Major Alexei Dymovsky sits in his police uniform in front of a bright blue wall. He speaks to a video camera in heavy tones, sighing frequently, his eyes clouded with fatigue. He begins, lugubriously: “Good day, comrade officers!”
Dymovsky goes on to recount the weary trials of life in the Russian police force. He complains of low pay, corruption and unreasonably long hours that provoked the collapse of two marriages. Then he calls on Vladimir Putin to improve his working conditions. Dymovsky’s stark honesty has made him a media sensation. More than 400,000 people have now watched the video – on YouTube and the officer’s own website – and the support has been overwhelming among Russians sick of an ineffective and demoralised police force. A phone-in on a Russian radio station attracted fellow officers, who agreed, anonymously, with Dymovsky’s account of the job. But Dymovsky’s outspoken bravery has rather backfired. On Sunday 8 November, interior ministry officials announced that he had been sacked. Now, Dymovsky says, he has had to hire a bodyguard, and suspects that Russian intelligence agents are tailing his car.

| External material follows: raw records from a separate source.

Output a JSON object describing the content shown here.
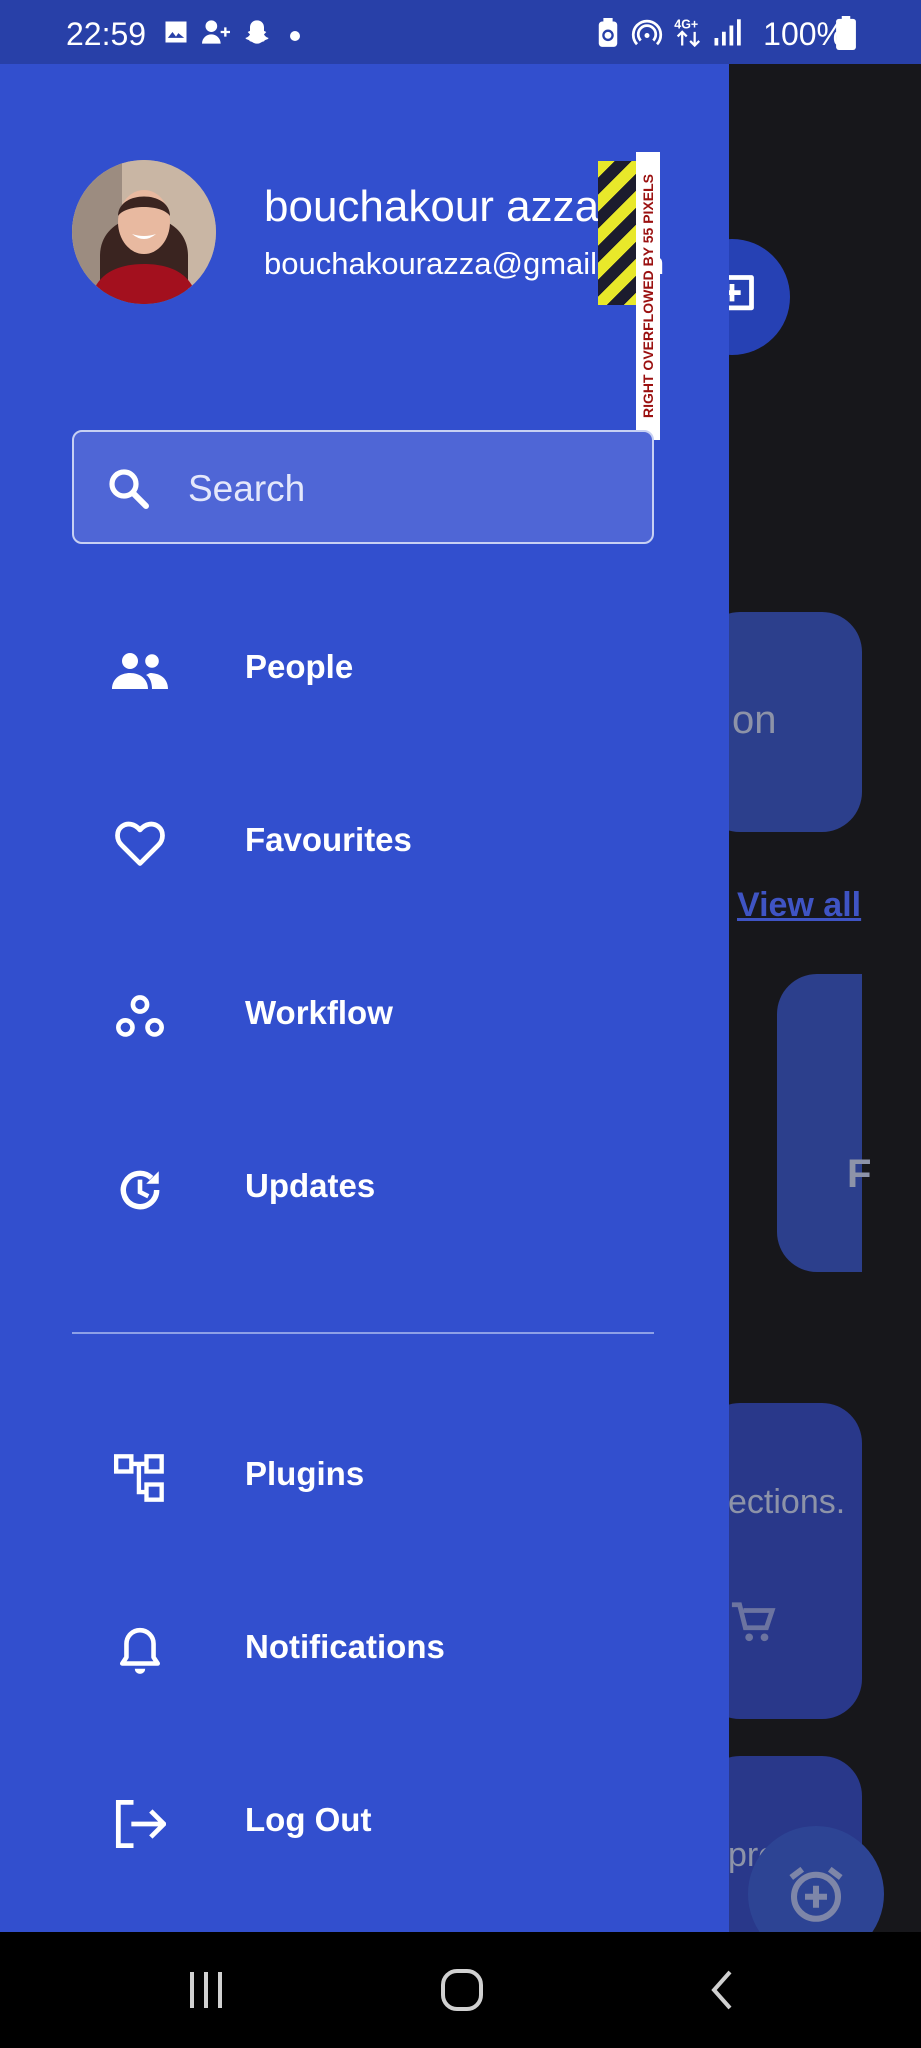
{
  "status_bar": {
    "time": "22:59",
    "battery": "100%",
    "network": "4G+"
  },
  "background": {
    "card1_text": "on",
    "view_all": "View all",
    "card2_text": "F",
    "card3_text": "ections.",
    "card4_text": "pre"
  },
  "drawer": {
    "user_name": "bouchakour azza",
    "user_email": "bouchakourazza@gmail.com",
    "overflow_warning": "RIGHT OVERFLOWED BY 55 PIXELS",
    "search_placeholder": "Search",
    "menu": [
      {
        "label": "People",
        "icon": "people-icon"
      },
      {
        "label": "Favourites",
        "icon": "heart-icon"
      },
      {
        "label": "Workflow",
        "icon": "workflow-icon"
      },
      {
        "label": "Updates",
        "icon": "updates-icon"
      },
      {
        "label": "Plugins",
        "icon": "plugins-icon"
      },
      {
        "label": "Notifications",
        "icon": "bell-icon"
      },
      {
        "label": "Log Out",
        "icon": "logout-icon"
      }
    ]
  },
  "colors": {
    "drawer": "#324fce",
    "status_bar": "#2840a8",
    "accent": "#2641b4"
  }
}
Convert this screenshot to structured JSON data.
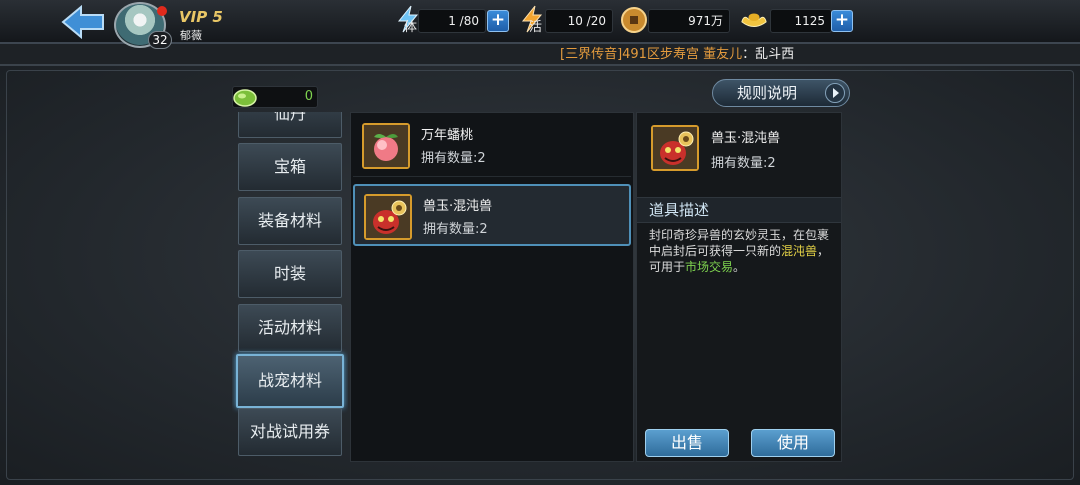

Perhaps his sacrifice will be the force’s gain, however. By falling on his sword, Dymovsky has made Russia sharply aware of its miserable policemen.